▶ _WHAT TO PRODUCE_
From top to bottom, return the records that follow exactly.

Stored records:

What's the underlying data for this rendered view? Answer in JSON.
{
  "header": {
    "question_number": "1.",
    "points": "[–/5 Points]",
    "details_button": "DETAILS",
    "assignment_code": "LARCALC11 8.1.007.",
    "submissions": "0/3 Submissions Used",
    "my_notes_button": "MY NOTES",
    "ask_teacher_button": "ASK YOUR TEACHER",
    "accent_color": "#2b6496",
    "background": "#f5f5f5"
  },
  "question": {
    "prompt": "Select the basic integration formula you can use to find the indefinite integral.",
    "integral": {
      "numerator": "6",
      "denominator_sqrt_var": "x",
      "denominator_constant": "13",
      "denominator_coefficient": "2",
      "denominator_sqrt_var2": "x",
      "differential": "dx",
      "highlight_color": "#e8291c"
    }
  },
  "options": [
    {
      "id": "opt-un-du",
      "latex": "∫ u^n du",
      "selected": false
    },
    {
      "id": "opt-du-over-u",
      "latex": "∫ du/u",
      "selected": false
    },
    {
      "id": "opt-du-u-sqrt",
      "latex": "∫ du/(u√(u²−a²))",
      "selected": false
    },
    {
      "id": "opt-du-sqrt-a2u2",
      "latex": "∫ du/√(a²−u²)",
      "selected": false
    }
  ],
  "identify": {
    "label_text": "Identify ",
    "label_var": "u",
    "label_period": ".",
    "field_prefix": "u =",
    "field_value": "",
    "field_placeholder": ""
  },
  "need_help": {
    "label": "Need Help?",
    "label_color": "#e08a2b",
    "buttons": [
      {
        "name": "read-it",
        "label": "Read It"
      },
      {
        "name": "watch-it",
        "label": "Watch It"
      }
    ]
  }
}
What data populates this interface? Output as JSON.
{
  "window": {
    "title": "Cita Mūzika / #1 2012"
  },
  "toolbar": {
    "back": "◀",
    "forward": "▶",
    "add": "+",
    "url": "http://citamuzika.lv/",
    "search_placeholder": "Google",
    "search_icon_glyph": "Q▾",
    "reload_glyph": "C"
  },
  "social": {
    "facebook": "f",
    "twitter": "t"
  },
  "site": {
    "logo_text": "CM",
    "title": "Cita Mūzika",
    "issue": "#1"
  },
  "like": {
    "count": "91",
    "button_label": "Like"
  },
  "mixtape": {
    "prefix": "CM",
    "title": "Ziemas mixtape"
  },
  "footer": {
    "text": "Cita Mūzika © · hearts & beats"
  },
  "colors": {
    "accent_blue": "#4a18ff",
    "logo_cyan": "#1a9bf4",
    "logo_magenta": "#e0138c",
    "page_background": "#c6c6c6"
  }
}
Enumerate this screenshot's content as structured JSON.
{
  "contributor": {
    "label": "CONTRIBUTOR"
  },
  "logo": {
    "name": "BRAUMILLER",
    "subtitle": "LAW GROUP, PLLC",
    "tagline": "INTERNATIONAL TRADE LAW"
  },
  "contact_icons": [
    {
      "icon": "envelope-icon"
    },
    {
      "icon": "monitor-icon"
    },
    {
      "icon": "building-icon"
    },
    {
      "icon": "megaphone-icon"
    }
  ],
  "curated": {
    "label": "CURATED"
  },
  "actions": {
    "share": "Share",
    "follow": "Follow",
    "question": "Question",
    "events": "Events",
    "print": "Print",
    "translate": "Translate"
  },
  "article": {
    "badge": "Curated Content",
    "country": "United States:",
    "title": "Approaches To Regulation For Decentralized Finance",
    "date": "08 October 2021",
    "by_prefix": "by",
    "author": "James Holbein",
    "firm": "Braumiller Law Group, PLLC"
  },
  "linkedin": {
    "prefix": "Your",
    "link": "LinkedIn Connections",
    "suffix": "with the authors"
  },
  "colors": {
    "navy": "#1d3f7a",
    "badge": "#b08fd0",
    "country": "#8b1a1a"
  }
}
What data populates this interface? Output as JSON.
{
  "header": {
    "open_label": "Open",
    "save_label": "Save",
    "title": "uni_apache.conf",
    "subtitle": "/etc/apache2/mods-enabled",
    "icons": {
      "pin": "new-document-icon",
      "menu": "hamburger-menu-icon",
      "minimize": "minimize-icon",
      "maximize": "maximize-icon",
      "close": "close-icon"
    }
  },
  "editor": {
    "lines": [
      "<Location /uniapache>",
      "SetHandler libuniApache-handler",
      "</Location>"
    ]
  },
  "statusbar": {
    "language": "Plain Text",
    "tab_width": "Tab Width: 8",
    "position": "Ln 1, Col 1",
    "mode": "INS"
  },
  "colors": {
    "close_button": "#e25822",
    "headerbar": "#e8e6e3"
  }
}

▶ _YOUR RESPONSE_
What's the underlying data for this rendered view? Answer in JSON.
{
  "header": {
    "question_number": "1.",
    "points": "[–/5 Points]",
    "details_button": "DETAILS",
    "assignment_code": "LARCALC11 8.1.007.",
    "submissions": "0/3 Submissions Used",
    "my_notes_button": "MY NOTES",
    "ask_teacher_button": "ASK YOUR TEACHER",
    "accent_color": "#2b6496",
    "background": "#f5f5f5"
  },
  "question": {
    "prompt": "Select the basic integration formula you can use to find the indefinite integral.",
    "integral": {
      "numerator": "6",
      "denominator_sqrt_var": "x",
      "denominator_constant": "13",
      "denominator_coefficient": "2",
      "denominator_sqrt_var2": "x",
      "differential": "dx",
      "highlight_color": "#e8291c"
    }
  },
  "options": [
    {
      "id": "opt-un-du",
      "latex": "∫ u^n du",
      "selected": false
    },
    {
      "id": "opt-du-over-u",
      "latex": "∫ du/u",
      "selected": false
    },
    {
      "id": "opt-du-u-sqrt",
      "latex": "∫ du/(u√(u²−a²))",
      "selected": false
    },
    {
      "id": "opt-du-sqrt-a2u2",
      "latex": "∫ du/√(a²−u²)",
      "selected": false
    }
  ],
  "identify": {
    "label_text": "Identify ",
    "label_var": "u",
    "label_period": ".",
    "field_prefix": "u =",
    "field_value": "",
    "field_placeholder": ""
  },
  "need_help": {
    "label": "Need Help?",
    "label_color": "#e08a2b",
    "buttons": [
      {
        "name": "read-it",
        "label": "Read It"
      },
      {
        "name": "watch-it",
        "label": "Watch It"
      }
    ]
  }
}
What data populates this interface? Output as JSON.
{
  "window": {
    "title": "Cita Mūzika / #1 2012"
  },
  "toolbar": {
    "back": "◀",
    "forward": "▶",
    "add": "+",
    "url": "http://citamuzika.lv/",
    "search_placeholder": "Google",
    "search_icon_glyph": "Q▾",
    "reload_glyph": "C"
  },
  "social": {
    "facebook": "f",
    "twitter": "t"
  },
  "site": {
    "logo_text": "CM",
    "title": "Cita Mūzika",
    "issue": "#1"
  },
  "like": {
    "count": "91",
    "button_label": "Like"
  },
  "mixtape": {
    "prefix": "CM",
    "title": "Ziemas mixtape"
  },
  "footer": {
    "text": "Cita Mūzika © · hearts & beats"
  },
  "colors": {
    "accent_blue": "#4a18ff",
    "logo_cyan": "#1a9bf4",
    "logo_magenta": "#e0138c",
    "page_background": "#c6c6c6"
  }
}
Enumerate this screenshot's content as structured JSON.
{
  "contributor": {
    "label": "CONTRIBUTOR"
  },
  "logo": {
    "name": "BRAUMILLER",
    "subtitle": "LAW GROUP, PLLC",
    "tagline": "INTERNATIONAL TRADE LAW"
  },
  "contact_icons": [
    {
      "icon": "envelope-icon"
    },
    {
      "icon": "monitor-icon"
    },
    {
      "icon": "building-icon"
    },
    {
      "icon": "megaphone-icon"
    }
  ],
  "curated": {
    "label": "CURATED"
  },
  "actions": {
    "share": "Share",
    "follow": "Follow",
    "question": "Question",
    "events": "Events",
    "print": "Print",
    "translate": "Translate"
  },
  "article": {
    "badge": "Curated Content",
    "country": "United States:",
    "title": "Approaches To Regulation For Decentralized Finance",
    "date": "08 October 2021",
    "by_prefix": "by",
    "author": "James Holbein",
    "firm": "Braumiller Law Group, PLLC"
  },
  "linkedin": {
    "prefix": "Your",
    "link": "LinkedIn Connections",
    "suffix": "with the authors"
  },
  "colors": {
    "navy": "#1d3f7a",
    "badge": "#b08fd0",
    "country": "#8b1a1a"
  }
}
What data populates this interface? Output as JSON.
{
  "header": {
    "open_label": "Open",
    "save_label": "Save",
    "title": "uni_apache.conf",
    "subtitle": "/etc/apache2/mods-enabled",
    "icons": {
      "pin": "new-document-icon",
      "menu": "hamburger-menu-icon",
      "minimize": "minimize-icon",
      "maximize": "maximize-icon",
      "close": "close-icon"
    }
  },
  "editor": {
    "lines": [
      "<Location /uniapache>",
      "SetHandler libuniApache-handler",
      "</Location>"
    ]
  },
  "statusbar": {
    "language": "Plain Text",
    "tab_width": "Tab Width: 8",
    "position": "Ln 1, Col 1",
    "mode": "INS"
  },
  "colors": {
    "close_button": "#e25822",
    "headerbar": "#e8e6e3"
  }
}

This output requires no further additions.